Denise Antaya is a modern realist painting whose work has been shown at Westland Gallery for some time now, She is one of three female artists participating in the upcoming show, A Journey into Realism, on March 28th - April 15th 2017. Denise’s work shows her classical realism training from the Academy of Realist Art in Toronto, a tradition stemming back to the European ateliers of the 19th century. She seeks to “rebel against the fast-paced world we live in,” through her works, such as Across the Pond and Tangled. These serene landscapes are calming in their palettes and compositions, a conscious choice of Denise’s to “evoke memories of childhood vacations long forgotten.”
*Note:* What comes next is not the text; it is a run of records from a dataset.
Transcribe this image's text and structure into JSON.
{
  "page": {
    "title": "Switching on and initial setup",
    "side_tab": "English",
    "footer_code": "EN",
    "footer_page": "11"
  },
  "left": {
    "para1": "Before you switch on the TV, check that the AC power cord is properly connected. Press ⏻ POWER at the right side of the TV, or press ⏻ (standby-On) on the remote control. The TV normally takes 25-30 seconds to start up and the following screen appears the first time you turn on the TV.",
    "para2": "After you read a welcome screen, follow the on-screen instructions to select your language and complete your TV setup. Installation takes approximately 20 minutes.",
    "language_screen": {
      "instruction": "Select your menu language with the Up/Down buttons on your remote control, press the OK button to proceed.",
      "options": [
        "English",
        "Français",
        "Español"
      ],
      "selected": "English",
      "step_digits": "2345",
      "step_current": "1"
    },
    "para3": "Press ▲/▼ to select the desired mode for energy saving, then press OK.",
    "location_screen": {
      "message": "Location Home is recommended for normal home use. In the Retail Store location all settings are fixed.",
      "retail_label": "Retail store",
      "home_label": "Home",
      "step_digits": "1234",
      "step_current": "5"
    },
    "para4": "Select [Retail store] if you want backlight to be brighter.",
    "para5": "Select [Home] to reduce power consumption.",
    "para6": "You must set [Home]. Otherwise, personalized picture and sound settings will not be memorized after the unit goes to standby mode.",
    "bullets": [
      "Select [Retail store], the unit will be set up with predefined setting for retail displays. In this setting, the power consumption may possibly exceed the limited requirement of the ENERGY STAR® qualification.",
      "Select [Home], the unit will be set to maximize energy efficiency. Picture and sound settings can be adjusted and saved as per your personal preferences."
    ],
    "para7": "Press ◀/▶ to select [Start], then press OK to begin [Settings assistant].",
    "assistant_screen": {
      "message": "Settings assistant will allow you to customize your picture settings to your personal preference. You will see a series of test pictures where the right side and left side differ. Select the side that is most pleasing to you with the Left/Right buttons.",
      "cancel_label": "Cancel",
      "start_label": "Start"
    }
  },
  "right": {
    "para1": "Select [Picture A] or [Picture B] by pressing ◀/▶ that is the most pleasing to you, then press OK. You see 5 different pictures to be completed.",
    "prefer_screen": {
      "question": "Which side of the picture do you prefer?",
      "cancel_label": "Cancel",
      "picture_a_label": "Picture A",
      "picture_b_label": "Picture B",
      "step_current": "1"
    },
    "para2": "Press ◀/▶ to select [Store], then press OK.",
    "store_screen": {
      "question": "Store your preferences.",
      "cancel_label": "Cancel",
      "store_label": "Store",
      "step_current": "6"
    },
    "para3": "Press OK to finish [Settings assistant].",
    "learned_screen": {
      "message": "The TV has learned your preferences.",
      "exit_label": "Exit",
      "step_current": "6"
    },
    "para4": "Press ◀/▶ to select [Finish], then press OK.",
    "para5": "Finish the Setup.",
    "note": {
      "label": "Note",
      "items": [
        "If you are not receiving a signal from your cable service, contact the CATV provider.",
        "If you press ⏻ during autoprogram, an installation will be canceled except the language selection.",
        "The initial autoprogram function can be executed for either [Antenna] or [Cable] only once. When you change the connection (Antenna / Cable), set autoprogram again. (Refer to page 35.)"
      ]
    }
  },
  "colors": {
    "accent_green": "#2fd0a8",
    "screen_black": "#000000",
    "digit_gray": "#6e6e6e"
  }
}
Nancy describes her paintings as “stories from a moment in time, a little curious and vaguely familiar.” We can relate to buying eggs at a market, but have we ever had to weigh our eggs? Nancy’s paintings are reminiscent of simpler times gone by, and their colors, rich yet muted, add to a sense of nostalgia. Nancy has always had a talent for rendering life through drawing, and began her realism work in graphic, carbon, charcoal, and then finally moving to oil paints, the medium she is most comfortable in, and her confidence shows through in her work. A Toronto native, after graduation the Academy of Realist Art, Nancy would become the Academy’s first female teacher ever! She now focuses her practice full-time, and we are very pleased to show her work at Westland Gallery in the upcoming show A Journey into Realism, on March 28th - April 15th 2017.
My work is intended to evoke an emotional response with the viewer. I let my intuition guide me in the colours, angles, shapes and layering of paint. Typically, I pick a song and let the rhythm become part of the design process.
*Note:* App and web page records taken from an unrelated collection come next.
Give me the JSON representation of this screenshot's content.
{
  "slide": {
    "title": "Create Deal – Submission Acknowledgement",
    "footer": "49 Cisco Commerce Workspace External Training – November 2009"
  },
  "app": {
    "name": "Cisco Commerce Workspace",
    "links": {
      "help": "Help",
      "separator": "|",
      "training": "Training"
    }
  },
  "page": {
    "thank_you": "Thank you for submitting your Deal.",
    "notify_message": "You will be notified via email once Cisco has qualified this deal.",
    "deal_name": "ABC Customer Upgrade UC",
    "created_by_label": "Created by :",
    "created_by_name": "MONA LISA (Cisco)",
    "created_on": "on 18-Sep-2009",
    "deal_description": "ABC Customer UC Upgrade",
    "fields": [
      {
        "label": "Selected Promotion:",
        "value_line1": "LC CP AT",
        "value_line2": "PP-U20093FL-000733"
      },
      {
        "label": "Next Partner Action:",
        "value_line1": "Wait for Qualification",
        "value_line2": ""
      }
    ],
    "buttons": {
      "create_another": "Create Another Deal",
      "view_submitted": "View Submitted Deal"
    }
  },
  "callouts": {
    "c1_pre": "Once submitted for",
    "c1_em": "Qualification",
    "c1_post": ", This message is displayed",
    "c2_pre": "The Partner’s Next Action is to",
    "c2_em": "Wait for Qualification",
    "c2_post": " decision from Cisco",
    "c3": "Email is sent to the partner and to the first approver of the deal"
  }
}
When designing, it is as much about the white space as it is the colours, and having an idea of where I want to flow the paint and how much white space to leave.
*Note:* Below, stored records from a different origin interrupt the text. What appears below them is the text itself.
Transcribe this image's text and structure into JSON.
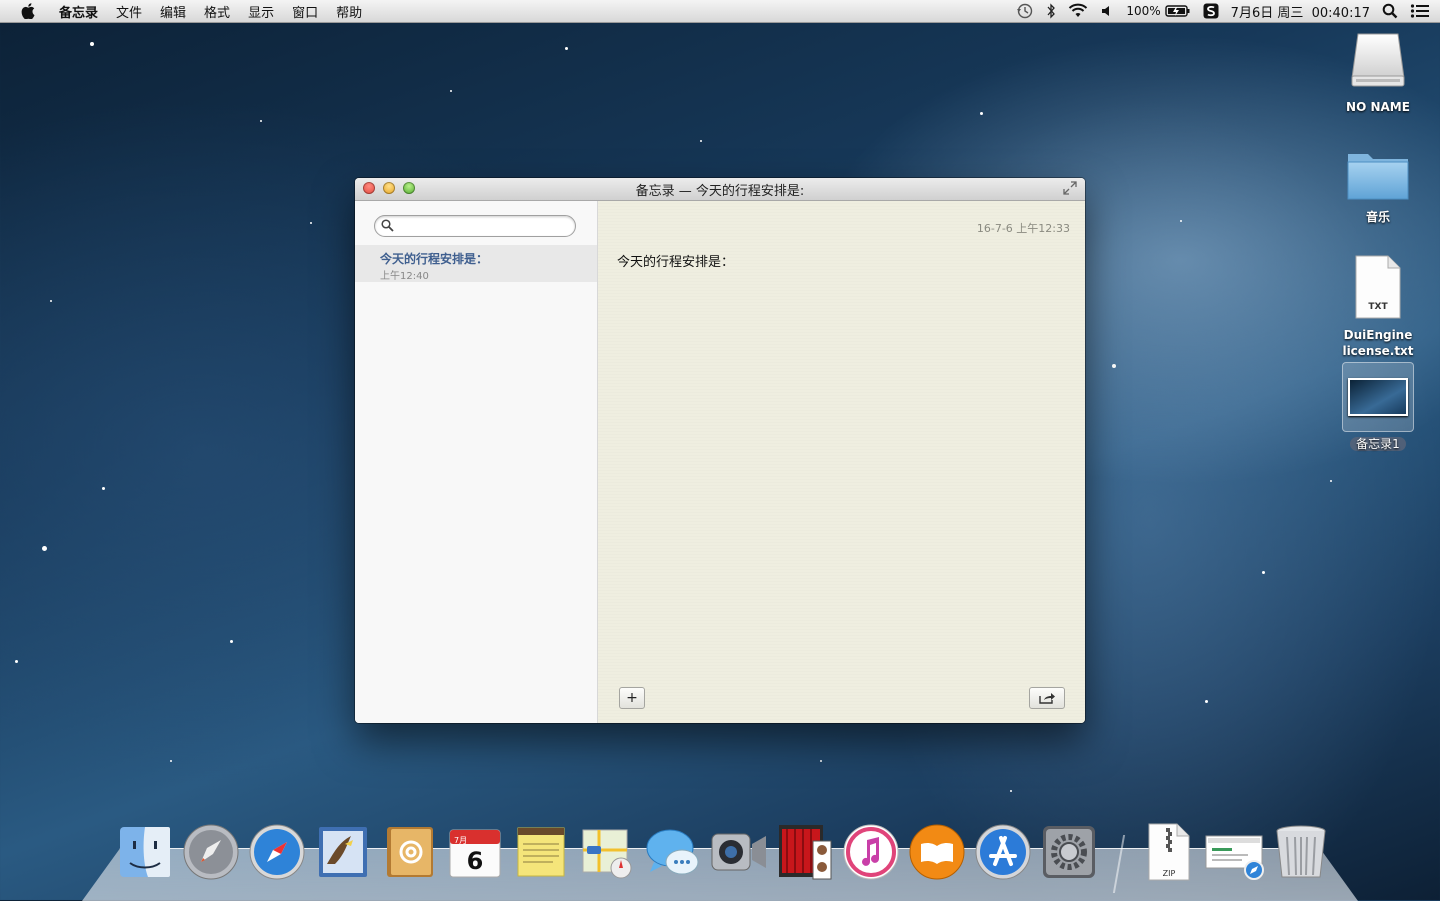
{
  "menubar": {
    "app_name": "备忘录",
    "items": [
      "文件",
      "编辑",
      "格式",
      "显示",
      "窗口",
      "帮助"
    ],
    "battery": "100%",
    "clock": "7月6日 周三  00:40:17"
  },
  "desktop": {
    "icons": [
      {
        "label": "NO NAME",
        "icon": "drive-icon"
      },
      {
        "label": "音乐",
        "icon": "folder-icon"
      },
      {
        "label": "DuiEngine license.txt",
        "icon": "txt-file-icon",
        "badge": "TXT"
      },
      {
        "label": "备忘录1",
        "icon": "screenshot-icon"
      }
    ]
  },
  "window": {
    "title": "备忘录 — 今天的行程安排是:",
    "search": {
      "placeholder": "",
      "value": ""
    },
    "notes": [
      {
        "title": "今天的行程安排是：",
        "time": "上午12:40"
      }
    ],
    "editor": {
      "date": "16-7-6 上午12:33",
      "body": "今天的行程安排是："
    },
    "add_label": "+"
  },
  "dock": {
    "items": [
      "Finder",
      "Launchpad",
      "Safari",
      "Mail",
      "通讯录",
      "日历",
      "备忘录",
      "地图",
      "信息",
      "FaceTime",
      "Photo Booth",
      "iTunes",
      "iBooks",
      "App Store",
      "系统偏好设置",
      "ZIP",
      "Screenshot",
      "废纸篓"
    ],
    "calendar_day": "6",
    "calendar_month": "7月",
    "zip_label": "ZIP"
  },
  "colors": {
    "accent": "#3f5f8f",
    "paper": "#efeee0"
  }
}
My technique provides me the freedom to let go of preconceived ideas of the visual outcome, and instead lets my feelings dictate the process. I call this process “Pouring my heart out”. The reward which comes from expressing feelings in a piece of art is overwhelming. I liken the experience to a runner’s high which many artists feel. My hope is that I can pass along some of this deeply felt emotion with canvas and paper.
- Vicki McFarland
See the collection for Vicki McFarland and Erica Dornbusch's "Vivid Alliances" here.